Yorick and I approached the bartender with trepidation. Well, I approached the bartendress with trepidation; Yorick seemed to think I was making far too big an ordeal out of everything, even though I totally fucking wasn’t, Dionysus.
And to complicate matters further, the bartrendress was stunningly gorgeous. This may not seem like a factor to you, but it certainly was for me. You see, pretty girls have always complicated things for me. I’m certainly not blaming them by any means, but for some reason, when a pretty face is involved, things can get pretty fucked. I wasn’t functioning at full capacity as it was, and throwing that pretty face cog in my maladroit machinery really mucked things up. Moreover, at that point in my career, I could not:
1. Talk to a pretty girl sober (which I was about to do).
2. Lie to a pretty girl’s face convincingly (which I was about to do).
Indeed, I had my work cut out for me, Dionysus.
The bartendress smiled and said something in German (indecipherable to me at that point) as we approached.
“Hello. We don’t speak German. Just English.”
“Oh. Americans. Welcome. What would you like to drink?”
No mention of ID, Dionysus. A very good sign, indeed. Except I hadn’t really thought about what I wanted to drink, so the question caught me off guard. Yorick had, though; after all, he had experience with bars back home.
“I’ll have a rum and coke, please.”
“Very good. And you?”
The bartendress looked right at me with gorgeous, non-American blue eyes, the kind that Renaissance painters made their entire fucking legacies around. I froze. I panicked. I did the only proper thing I’ve even understood how to do properly when it comes to proper women: I deferred my will and decision entirely to her.
“What would you recommend?”
“Sex on the beach.”
Suddenly, I wasn’t thinking about liquor so much anymore.
“There’s a beach around here?”
Yorick nudged me with his elbow, bringing my hedonistic head back down out of the clouds.
“Sounds great. Make it two of those.”
How was I to know that was a cocktail and not a sexual proposition, Dionysus? I didn’t have any experience with real mixed drinks, and my hormones had this nasty little habit of transforming even the slightest thing into a potential pornographic romp.**** And, surprisingly, I had forgotten all about that Polaroid of Isadora in my back pocket.

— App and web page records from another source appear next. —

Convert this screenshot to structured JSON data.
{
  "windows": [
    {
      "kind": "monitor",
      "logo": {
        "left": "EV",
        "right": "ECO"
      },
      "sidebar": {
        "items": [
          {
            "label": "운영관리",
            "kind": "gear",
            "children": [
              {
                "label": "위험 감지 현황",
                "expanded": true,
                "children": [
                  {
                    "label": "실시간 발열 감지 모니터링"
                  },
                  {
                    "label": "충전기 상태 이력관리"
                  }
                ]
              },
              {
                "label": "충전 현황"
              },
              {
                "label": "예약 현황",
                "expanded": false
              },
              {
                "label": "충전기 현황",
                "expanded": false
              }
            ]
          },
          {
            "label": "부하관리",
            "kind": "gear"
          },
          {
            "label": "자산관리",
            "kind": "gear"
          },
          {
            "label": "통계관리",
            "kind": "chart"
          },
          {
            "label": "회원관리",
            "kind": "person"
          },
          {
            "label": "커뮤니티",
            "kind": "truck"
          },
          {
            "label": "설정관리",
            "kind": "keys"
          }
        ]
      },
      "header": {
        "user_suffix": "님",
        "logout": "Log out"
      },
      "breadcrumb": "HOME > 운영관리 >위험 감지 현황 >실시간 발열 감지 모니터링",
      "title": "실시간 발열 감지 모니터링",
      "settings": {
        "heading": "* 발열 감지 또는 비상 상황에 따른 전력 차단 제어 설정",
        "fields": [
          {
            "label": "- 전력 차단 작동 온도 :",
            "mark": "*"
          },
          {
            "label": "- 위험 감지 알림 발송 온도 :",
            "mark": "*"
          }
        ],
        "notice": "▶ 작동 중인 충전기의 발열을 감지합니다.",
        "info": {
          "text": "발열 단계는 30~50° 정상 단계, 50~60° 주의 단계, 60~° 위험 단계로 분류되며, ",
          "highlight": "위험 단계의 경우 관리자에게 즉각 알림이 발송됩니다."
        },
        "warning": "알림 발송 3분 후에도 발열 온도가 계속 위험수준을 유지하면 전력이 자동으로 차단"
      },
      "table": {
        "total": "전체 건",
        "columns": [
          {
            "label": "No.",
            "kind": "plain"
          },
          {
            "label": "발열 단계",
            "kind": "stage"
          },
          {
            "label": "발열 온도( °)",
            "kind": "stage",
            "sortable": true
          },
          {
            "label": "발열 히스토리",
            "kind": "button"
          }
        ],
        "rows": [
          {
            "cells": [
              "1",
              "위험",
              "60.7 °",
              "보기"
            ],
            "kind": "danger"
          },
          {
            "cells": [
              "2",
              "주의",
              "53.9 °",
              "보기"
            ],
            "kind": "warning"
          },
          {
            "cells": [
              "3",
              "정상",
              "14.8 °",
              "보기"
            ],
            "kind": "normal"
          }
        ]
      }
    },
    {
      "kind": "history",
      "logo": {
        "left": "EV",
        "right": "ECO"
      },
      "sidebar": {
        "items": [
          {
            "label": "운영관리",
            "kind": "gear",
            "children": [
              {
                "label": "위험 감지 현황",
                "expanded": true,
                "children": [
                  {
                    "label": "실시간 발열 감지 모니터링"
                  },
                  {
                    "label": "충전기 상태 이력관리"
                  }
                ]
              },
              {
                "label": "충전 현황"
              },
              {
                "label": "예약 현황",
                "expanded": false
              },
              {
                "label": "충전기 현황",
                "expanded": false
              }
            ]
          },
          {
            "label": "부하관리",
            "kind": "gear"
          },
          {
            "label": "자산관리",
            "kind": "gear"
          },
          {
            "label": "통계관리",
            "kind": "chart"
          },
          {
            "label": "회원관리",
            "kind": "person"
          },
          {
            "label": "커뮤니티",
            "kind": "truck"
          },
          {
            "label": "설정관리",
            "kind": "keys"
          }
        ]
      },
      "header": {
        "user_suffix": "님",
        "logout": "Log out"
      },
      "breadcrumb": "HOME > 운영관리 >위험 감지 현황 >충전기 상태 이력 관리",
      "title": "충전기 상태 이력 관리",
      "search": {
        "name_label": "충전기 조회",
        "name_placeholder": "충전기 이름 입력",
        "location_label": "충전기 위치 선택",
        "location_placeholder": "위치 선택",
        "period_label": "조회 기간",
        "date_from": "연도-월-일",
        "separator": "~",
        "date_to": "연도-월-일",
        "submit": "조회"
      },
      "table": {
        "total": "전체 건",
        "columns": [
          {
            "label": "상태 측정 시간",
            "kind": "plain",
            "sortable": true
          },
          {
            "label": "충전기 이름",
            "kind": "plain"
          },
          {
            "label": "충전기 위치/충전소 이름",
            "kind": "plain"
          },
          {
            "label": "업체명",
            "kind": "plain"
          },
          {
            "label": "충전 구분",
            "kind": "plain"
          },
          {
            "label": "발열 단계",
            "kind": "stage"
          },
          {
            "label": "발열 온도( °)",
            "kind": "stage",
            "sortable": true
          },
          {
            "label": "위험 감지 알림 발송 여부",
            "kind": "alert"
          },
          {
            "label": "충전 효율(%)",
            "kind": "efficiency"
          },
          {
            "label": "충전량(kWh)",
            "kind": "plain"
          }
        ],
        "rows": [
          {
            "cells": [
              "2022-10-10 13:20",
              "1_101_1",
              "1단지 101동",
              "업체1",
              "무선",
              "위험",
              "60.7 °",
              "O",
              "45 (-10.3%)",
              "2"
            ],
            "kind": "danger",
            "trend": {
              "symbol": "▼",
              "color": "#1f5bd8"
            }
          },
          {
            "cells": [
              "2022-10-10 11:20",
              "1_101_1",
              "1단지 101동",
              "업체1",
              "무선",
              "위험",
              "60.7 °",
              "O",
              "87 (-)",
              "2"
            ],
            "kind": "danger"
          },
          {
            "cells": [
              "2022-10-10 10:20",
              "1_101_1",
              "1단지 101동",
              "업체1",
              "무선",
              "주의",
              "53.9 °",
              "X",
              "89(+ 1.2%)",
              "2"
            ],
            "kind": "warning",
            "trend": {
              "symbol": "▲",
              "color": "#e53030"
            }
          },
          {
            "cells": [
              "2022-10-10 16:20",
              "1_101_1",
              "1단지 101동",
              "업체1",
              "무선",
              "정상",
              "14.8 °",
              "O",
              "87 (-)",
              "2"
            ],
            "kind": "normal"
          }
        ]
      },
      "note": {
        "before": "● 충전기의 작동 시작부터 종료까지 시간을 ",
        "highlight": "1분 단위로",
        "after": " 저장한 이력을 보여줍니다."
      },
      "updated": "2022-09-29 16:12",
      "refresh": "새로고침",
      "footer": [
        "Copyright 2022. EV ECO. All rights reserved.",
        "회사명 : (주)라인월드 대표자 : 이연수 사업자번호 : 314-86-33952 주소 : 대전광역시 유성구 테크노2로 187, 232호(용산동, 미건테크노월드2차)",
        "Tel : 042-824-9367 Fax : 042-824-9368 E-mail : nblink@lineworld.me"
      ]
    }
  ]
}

We grabbed our drinks and took some seats at a booth where Franky would be sure to see us. A few moments later, he emerged from the restroom and sat down. His eyes darted about the small bar as he whispered conspiratorially.
“What did you get?”
I looked at him and answered, at normal volume:
“Just drink your fucking drink.”
But what I really got, and how I really should have answered, was:
“A lesson in cultural differences, a headache from an overactive imagination, and a real bad case of blue balls.”
But that wouldn’t have been very erudite, worldly, or refined of me, would it?
</3 Sir Rateval Hurtlinge
P.S. I still don’t know what the hell is in a Sex On The Beach.
*Im hindsight, I’m impressed that I didn’t go straight to the nearest gas station or Laden and pick up a bottle of Schnapps. (-1 punk points)
**Let’s be honest: If push would have come to shove, that’s precisely what would have happened. Sorry, Franky.
***I have always thought of bartenders in the same way I think of ships and automobiles: feminine. I have absolutely no idea why and I swear I’m not a sexist.
****They still do.